= ACTIVITY =
In the data below, count every line that holds the string "qmiles" and reply with the number alone.

Website and app data records:
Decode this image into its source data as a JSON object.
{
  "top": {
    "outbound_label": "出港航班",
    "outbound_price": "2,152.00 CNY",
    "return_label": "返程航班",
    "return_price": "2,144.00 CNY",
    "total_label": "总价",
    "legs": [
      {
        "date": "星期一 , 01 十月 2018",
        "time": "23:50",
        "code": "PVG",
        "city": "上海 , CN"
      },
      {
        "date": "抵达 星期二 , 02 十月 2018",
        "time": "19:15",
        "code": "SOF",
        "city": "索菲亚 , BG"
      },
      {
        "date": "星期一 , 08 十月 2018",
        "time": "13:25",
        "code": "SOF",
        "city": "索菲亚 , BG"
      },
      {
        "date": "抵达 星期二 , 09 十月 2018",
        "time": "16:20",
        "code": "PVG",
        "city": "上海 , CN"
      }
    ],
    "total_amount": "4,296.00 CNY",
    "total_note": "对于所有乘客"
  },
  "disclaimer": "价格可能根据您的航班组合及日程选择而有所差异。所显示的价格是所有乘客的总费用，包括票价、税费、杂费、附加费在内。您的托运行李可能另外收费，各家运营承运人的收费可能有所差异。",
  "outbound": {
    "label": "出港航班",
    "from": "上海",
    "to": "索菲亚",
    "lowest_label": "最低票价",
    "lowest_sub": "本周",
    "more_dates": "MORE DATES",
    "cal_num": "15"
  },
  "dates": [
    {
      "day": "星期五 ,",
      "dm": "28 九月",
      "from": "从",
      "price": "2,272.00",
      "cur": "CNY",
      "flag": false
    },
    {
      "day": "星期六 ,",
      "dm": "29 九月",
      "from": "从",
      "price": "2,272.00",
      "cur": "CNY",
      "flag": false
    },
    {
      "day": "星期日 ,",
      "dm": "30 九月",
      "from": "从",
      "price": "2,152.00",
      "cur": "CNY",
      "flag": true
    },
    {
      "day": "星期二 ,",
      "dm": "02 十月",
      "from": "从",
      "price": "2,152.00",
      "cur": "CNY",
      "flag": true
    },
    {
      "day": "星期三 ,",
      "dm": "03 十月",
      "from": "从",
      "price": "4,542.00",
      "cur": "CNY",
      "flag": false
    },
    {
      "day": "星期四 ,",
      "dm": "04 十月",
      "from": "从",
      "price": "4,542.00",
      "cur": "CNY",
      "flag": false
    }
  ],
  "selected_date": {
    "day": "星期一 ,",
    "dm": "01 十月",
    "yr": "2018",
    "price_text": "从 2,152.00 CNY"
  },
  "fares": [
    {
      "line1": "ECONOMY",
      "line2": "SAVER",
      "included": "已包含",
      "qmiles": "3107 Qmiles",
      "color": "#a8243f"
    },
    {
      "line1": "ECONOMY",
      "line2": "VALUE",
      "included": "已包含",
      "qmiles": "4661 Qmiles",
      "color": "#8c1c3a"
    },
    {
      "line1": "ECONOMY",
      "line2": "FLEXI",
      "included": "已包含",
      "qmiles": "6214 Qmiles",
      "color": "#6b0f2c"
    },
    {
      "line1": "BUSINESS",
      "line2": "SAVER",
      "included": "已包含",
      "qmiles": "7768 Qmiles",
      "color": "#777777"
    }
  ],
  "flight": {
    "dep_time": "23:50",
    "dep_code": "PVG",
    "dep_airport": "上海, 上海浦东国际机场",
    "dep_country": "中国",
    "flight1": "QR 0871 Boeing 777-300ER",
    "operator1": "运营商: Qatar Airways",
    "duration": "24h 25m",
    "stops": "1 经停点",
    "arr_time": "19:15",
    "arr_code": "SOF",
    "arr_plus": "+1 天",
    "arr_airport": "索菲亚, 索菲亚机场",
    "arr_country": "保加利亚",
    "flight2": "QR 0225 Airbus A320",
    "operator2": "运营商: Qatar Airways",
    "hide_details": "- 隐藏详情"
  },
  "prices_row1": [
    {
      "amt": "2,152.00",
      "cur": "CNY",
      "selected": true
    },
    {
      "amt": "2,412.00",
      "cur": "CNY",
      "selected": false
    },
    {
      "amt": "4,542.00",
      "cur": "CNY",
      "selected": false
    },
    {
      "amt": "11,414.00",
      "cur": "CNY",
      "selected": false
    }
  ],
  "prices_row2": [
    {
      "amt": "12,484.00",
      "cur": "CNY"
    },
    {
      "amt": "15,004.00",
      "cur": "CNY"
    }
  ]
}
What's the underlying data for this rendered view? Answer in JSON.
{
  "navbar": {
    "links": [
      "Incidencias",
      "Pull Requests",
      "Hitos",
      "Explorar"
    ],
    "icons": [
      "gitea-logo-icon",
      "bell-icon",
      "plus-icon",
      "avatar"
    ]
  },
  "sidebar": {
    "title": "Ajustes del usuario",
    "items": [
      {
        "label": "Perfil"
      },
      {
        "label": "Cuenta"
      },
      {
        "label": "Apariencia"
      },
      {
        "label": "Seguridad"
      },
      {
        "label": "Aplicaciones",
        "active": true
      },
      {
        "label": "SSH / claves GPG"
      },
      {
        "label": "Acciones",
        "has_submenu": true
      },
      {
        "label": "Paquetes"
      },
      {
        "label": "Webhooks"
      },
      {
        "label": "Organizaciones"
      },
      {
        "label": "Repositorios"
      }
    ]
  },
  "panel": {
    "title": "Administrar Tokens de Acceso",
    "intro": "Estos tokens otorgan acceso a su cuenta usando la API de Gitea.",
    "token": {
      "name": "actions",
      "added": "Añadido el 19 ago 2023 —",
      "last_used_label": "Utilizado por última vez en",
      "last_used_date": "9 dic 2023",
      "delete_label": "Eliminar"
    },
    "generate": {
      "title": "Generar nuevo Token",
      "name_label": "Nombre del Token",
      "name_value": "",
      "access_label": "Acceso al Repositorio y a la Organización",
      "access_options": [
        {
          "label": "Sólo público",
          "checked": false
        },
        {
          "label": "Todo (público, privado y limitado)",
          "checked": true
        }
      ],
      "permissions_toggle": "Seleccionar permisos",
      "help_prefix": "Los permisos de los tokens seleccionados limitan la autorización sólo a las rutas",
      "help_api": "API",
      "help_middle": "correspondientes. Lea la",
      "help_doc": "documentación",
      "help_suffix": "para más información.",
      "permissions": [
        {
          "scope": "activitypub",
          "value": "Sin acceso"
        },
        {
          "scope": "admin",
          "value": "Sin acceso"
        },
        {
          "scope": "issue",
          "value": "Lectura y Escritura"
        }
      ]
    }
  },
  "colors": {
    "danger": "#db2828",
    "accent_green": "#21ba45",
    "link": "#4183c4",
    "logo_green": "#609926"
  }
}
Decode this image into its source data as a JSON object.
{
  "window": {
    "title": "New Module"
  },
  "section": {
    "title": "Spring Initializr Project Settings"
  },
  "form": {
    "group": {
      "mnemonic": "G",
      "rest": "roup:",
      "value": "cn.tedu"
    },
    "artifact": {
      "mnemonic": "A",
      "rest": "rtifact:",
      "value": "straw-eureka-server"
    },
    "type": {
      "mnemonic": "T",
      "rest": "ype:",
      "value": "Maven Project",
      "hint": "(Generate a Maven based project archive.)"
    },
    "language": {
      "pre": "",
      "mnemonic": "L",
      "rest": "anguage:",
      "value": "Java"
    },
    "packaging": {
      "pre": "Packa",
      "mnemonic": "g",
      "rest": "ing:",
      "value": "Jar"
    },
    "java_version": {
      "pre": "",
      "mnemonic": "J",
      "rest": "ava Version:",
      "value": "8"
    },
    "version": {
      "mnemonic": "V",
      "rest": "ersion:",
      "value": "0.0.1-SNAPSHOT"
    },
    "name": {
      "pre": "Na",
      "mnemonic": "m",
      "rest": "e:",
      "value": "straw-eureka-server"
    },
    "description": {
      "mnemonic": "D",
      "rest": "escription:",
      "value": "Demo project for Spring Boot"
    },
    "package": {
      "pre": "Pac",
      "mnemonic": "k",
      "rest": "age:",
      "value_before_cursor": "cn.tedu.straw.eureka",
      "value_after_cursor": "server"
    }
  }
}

= OUTPUT OF THE TASK =
4